Acronyms, the friend of FDR, the New Deal, and Washington, DC, obliterate meaning. If you are a new or even an old company, the last thing you want to do is to create a three-letter name. No one can remember the letters, especially in the DC area.
Even worse, acronyms are almost completely unbrandable. Unless you are IBM, CNN, or AT&T, forget about turning to your bowl of alphabet soup for a name change. The Feds claimed this territory a long time ago; commercial enterprises don't stand a chance.
Given this, you'll understand why the Powers That Be at CNN's Headline News H.L.T.F.M. (have lost their fricking minds). According to a December 16, 2008 Reuter's article:
NEW YORK (Hollywood Reporter) - At the end of what will be a record year for viewership, Headline News is getting a name change.
The 26-year-old news channel will be known as HLN. It follows in the footsteps of such other Turner Broadcasting networks as TBS, TNT and, of course, CNN. Along with the new moniker, the channel is getting a new logo and slogan: "News and Views."
CNN Worldwide executive vp Ken Jautz said Wednesday that the channel is acknowledging that it has evolved beyond the headlines-every-hour format that marked its first two decades or so. Since 2005, Headline News has been, at least in primetime, more like cable channels MSNBC and Fox News Channel in programing talk shows. Nancy Grace has had her own 8 p.m. program for the past three years, and Glenn Beck held the 7 p.m. slot for two years before he left for Fox News Channel.
"We feel (the tagline and name change) is more representative of what the channel has become in primetime," Jautz said.
Second, having all Turner properties adopt acronyms offers another example of H.L.T.F.M. I possess vague recollections of Cable News Network and Turner Broadcasting System, so I know what CNN and TBS represent. But that collective social memory evaporates as younger people watch these networks. Ted Turner is an innovator. I can't for the life of me understand why he'd make all his channels sounds like CBS, ABC, NBC, and PBS.
Third, taglines should elucidate for consumers the unique attributes your product or service delivers. "News and views" could be the tagline for CNN, NBC, CBS, ABC, PBS, MSNBC, CNBC, and the like. This generic tagline is useless, meaningless, and BAD.
Fourth, look at that new HLN logo and tell me that you don't immediately think HSN - Home Shopping Network. I want to whip out my credit card and go buy something dumb on television! The only thing I like about the logo is the voice bubble. The rest S.U.C.K.S.
So what does this mean for you?
- Don't name your damn company with a damn acronym.
- If you are a sole proprietor, don't name your company with your initials. Remember, your company isn't about you, it's about your customers. Don't ever forget it!

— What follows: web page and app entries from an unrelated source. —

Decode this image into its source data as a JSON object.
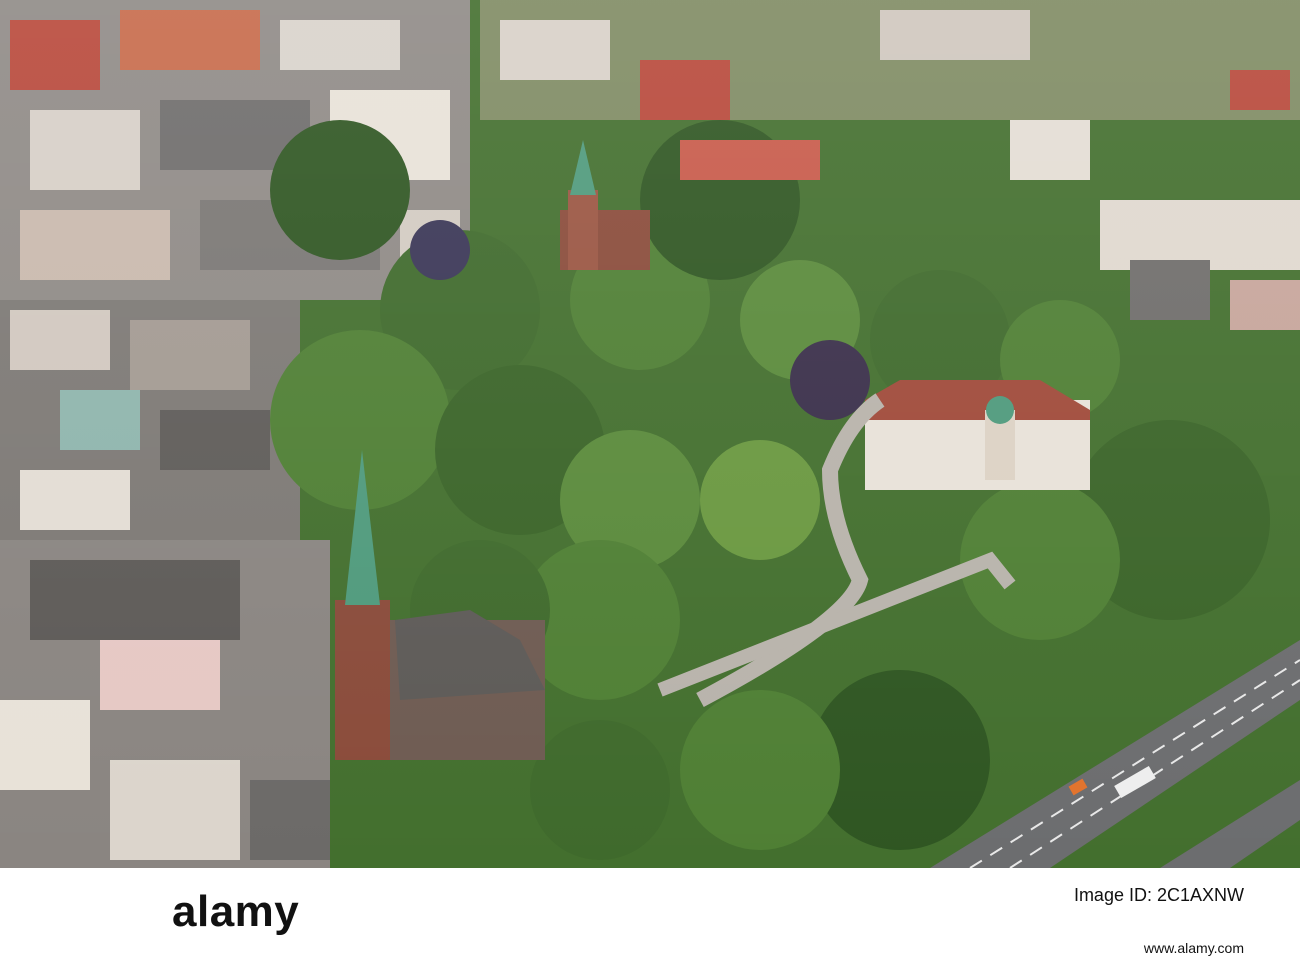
{
  "photo": {
    "description_alt": "",
    "palette": {
      "tree_dark": "#2f5622",
      "tree_mid": "#4f7f34",
      "tree_light": "#77a44a",
      "roof_red": "#b8483a",
      "roof_gray": "#6e6c6b",
      "church_brick": "#8a4b3a",
      "spire_copper": "#4f9a7c",
      "motorway": "#6c6d6f",
      "building_white": "#e8e2d8"
    }
  },
  "watermark": {
    "brand": "alamy",
    "id_label": "Image ID: 2C1AXNW",
    "id_value": "",
    "site": "www.alamy.com"
  }
}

- If you have a real company name, use it. Don't turn The Washington Post into WP, for example. Use the most important or distinguishing word in your name as the corporate moniker instead. Thus, most Washingtonians call our city's paper the Post. Remember, people will remember your name - but never your acronym.
- Pick a meaningful, useful tagline.
- Hire Julie & Company to help you with naming issues. Just like everything else in branding, it looks easy but it's not. It's tough work and belongs in the hands of experts. Truly. Headline News would never have been renamed HLN if its execs had hired Julie & Company - even if it meant we didn't make much money!
To conclude: HLN is SOL. And that's the truth!